Abstract representation

If swap is a functions for exchange the elements of a pair:

swap (a,b) = (b,a) --in pointwise
swap = split snd fst --in pointfree

And we want to prove that: . This is clearly obvious, but I will use this example just to show you the representation that we use to see these proofs.

So, here we have the representation of :

If you make a inorder passage it make sense.

As you can see the operator have arity n. Because we want that this operator became flat, we never want to use the law:
.

Function f is variable, and swap is constant, we know their definition.

Imagine now that we load the following file of rules:





Path

In order to know that sub-expression are to select a term, we have the Path which behaves as follows:

If we select 4 in the following expression , the Path becomes: .
If we select 2, the Path becomes: .

the list in front of the Path is to select a range of elements in an operator with arity n. Thus, if we want select in , the Path becomes: .

Proof of

This process is pretty always the same, but I suggest that you follow with some attention.

In this first tree I will show the Path already selected.

Here I will show the rule that will apply in our expression, and the instantiation of that rule to our selected sub-expression.

  • Selected function:
  • Path:
  • Rule:
  • Instantiation of the rule:

So, the resulting tree will be:

Resulting function: .

Proof of

  • Selected function:
  • Path:
  • Rule:
  • Instantiation of the rule:

So, the resulting tree will be:

Resulting function: .

Proof of

  • Selected function:
  • Path:
  • Rule:
  • Instantiation of the rule:

So, the resulting tree will be:
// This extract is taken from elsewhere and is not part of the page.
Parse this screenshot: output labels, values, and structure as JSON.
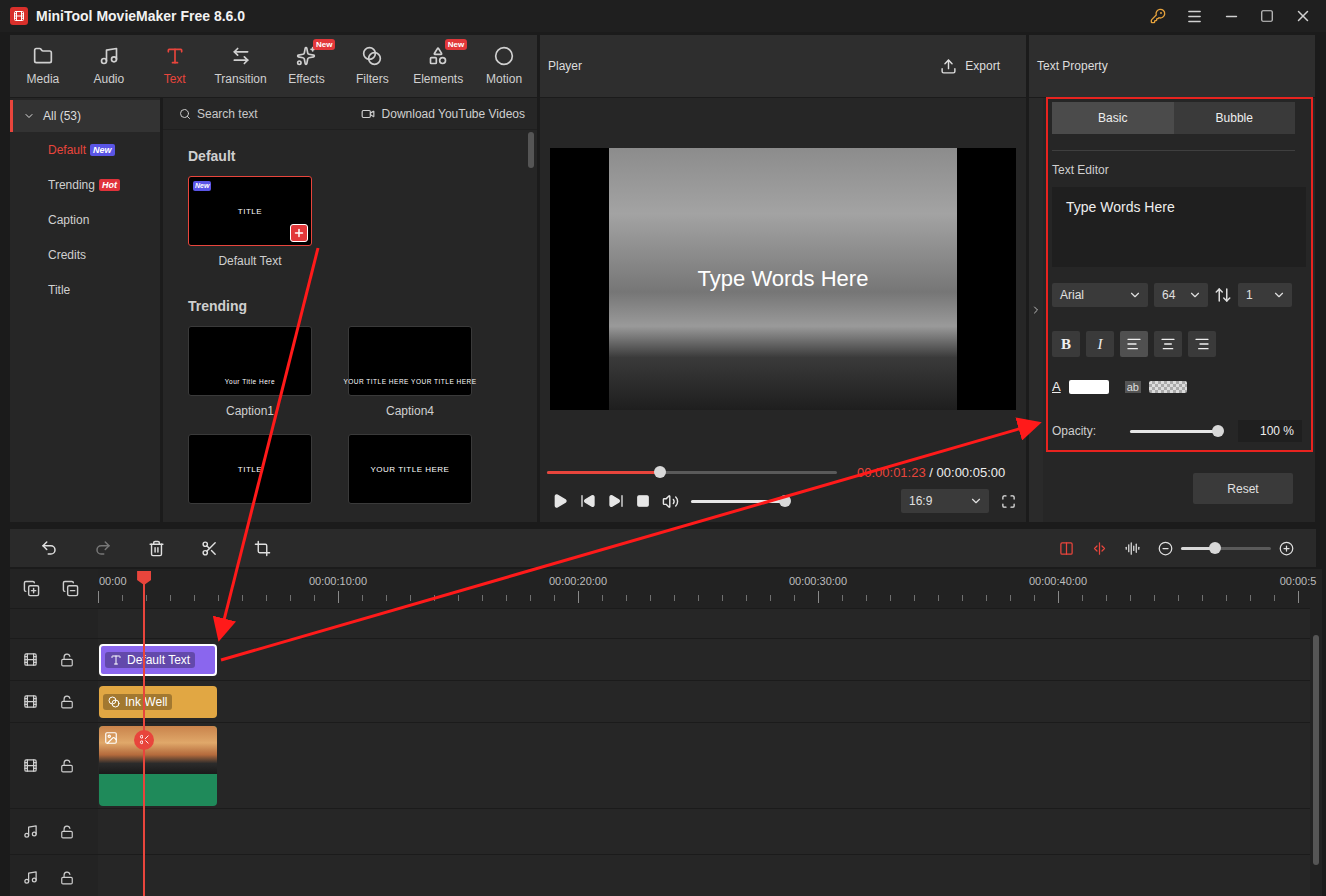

Resulting function: .

Proof of

  • Selected function:
  • Path:
  • Rule:
  • Instantiation of the rule:

So, the resulting tree will be:

Resulting function: .

Proof of

  • Selected function:
  • Path:
  • Rule:
  • Instantiation of the rule:

So, the resulting tree will be:

Resulting function: .

Proof of

  • Selected function:
  • Path:
  • Rule:
  • Instantiation of the rule:

So, the resulting tree will be:

Resulting function: .

Proof of

  • Selected function:
  • Path:
  • Rule:
  • Instantiation of the rule:

So, the resulting tree will be:

Resulting function: .

Proof of

  • Selected function:
  • Path:
  • Rule:
  • Instantiation of the rule:

So, the resulting tree will be:

Resulting function: .

From the rule of equality that we have is true and therefore it is true

Presentation

Time to show the software interface.

The program’s interface is divided into 3 parts:

Input

Here the user can insert something that want to prove, for example:



and so on…

When you hit enter, you start having fun calculating 🙂

Rules that may apply

Here you can navigate in the rules pressing PgUp or PgDn, and enter to aply the selected rule to the selected sub-expression.

Proof state

Here you can browse the expression imagining it as the trees that showed earlier.

  • up/down – to navigate into the levels
  • left/right – no navigate into childs
  • backspace – to make undo in the proof

We can also save and load proofs into XML, and also save proofs to PDF.

Conclusion

Me and João still improving the pointfree calculator, and in the next year it will be used in one course here in Universidade do Minho.
The next stage we will implement type inference in the pointfree calculator, to make it powerfull. A lot of things have to be done, and in the next month we will start doing that, including make the first public release of the software.

If you understand Portuguese and want to see the presentation that we give in Department of Informatic in University of Minho: